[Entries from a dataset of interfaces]
= = = = = = =

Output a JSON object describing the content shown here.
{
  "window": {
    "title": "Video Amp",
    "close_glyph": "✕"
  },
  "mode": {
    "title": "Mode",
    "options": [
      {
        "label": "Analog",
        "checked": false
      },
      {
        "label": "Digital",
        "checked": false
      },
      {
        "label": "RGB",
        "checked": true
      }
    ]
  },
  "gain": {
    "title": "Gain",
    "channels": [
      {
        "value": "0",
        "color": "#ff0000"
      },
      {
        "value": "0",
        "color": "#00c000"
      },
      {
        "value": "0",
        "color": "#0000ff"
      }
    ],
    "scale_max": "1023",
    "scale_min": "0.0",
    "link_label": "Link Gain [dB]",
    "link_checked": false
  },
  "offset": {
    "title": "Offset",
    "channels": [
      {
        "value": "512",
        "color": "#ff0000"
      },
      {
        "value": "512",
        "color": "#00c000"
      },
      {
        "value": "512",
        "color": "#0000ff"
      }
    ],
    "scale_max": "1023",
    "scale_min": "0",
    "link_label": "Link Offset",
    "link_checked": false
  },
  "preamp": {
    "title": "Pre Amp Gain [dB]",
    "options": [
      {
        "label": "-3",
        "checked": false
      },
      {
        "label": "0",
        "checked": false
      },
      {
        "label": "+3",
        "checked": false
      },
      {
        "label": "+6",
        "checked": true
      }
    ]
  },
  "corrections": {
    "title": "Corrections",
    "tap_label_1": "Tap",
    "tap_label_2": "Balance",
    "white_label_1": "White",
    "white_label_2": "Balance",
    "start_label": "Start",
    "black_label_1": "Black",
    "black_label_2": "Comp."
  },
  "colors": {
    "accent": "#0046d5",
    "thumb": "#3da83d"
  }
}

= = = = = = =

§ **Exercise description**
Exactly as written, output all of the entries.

§ **Exercise solution**
Output a JSON object describing the content shown here.
{
  "window": {
    "title": "Video Amp",
    "close_glyph": "✕"
  },
  "mode": {
    "title": "Mode",
    "options": [
      {
        "label": "Analog",
        "checked": false
      },
      {
        "label": "Digital",
        "checked": false
      },
      {
        "label": "RGB",
        "checked": true
      }
    ]
  },
  "gain": {
    "title": "Gain",
    "channels": [
      {
        "value": "0",
        "color": "#ff0000"
      },
      {
        "value": "0",
        "color": "#00c000"
      },
      {
        "value": "0",
        "color": "#0000ff"
      }
    ],
    "scale_max": "1023",
    "scale_min": "0.0",
    "link_label": "Link Gain [dB]",
    "link_checked": false
  },
  "offset": {
    "title": "Offset",
    "channels": [
      {
        "value": "512",
        "color": "#ff0000"
      },
      {
        "value": "512",
        "color": "#00c000"
      },
      {
        "value": "512",
        "color": "#0000ff"
      }
    ],
    "scale_max": "1023",
    "scale_min": "0",
    "link_label": "Link Offset",
    "link_checked": false
  },
  "preamp": {
    "title": "Pre Amp Gain [dB]",
    "options": [
      {
        "label": "-3",
        "checked": false
      },
      {
        "label": "0",
        "checked": false
      },
      {
        "label": "+3",
        "checked": false
      },
      {
        "label": "+6",
        "checked": true
      }
    ]
  },
  "corrections": {
    "title": "Corrections",
    "tap_label_1": "Tap",
    "tap_label_2": "Balance",
    "white_label_1": "White",
    "white_label_2": "Balance",
    "start_label": "Start",
    "black_label_1": "Black",
    "black_label_2": "Comp."
  },
  "colors": {
    "accent": "#0046d5",
    "thumb": "#3da83d"
  }
}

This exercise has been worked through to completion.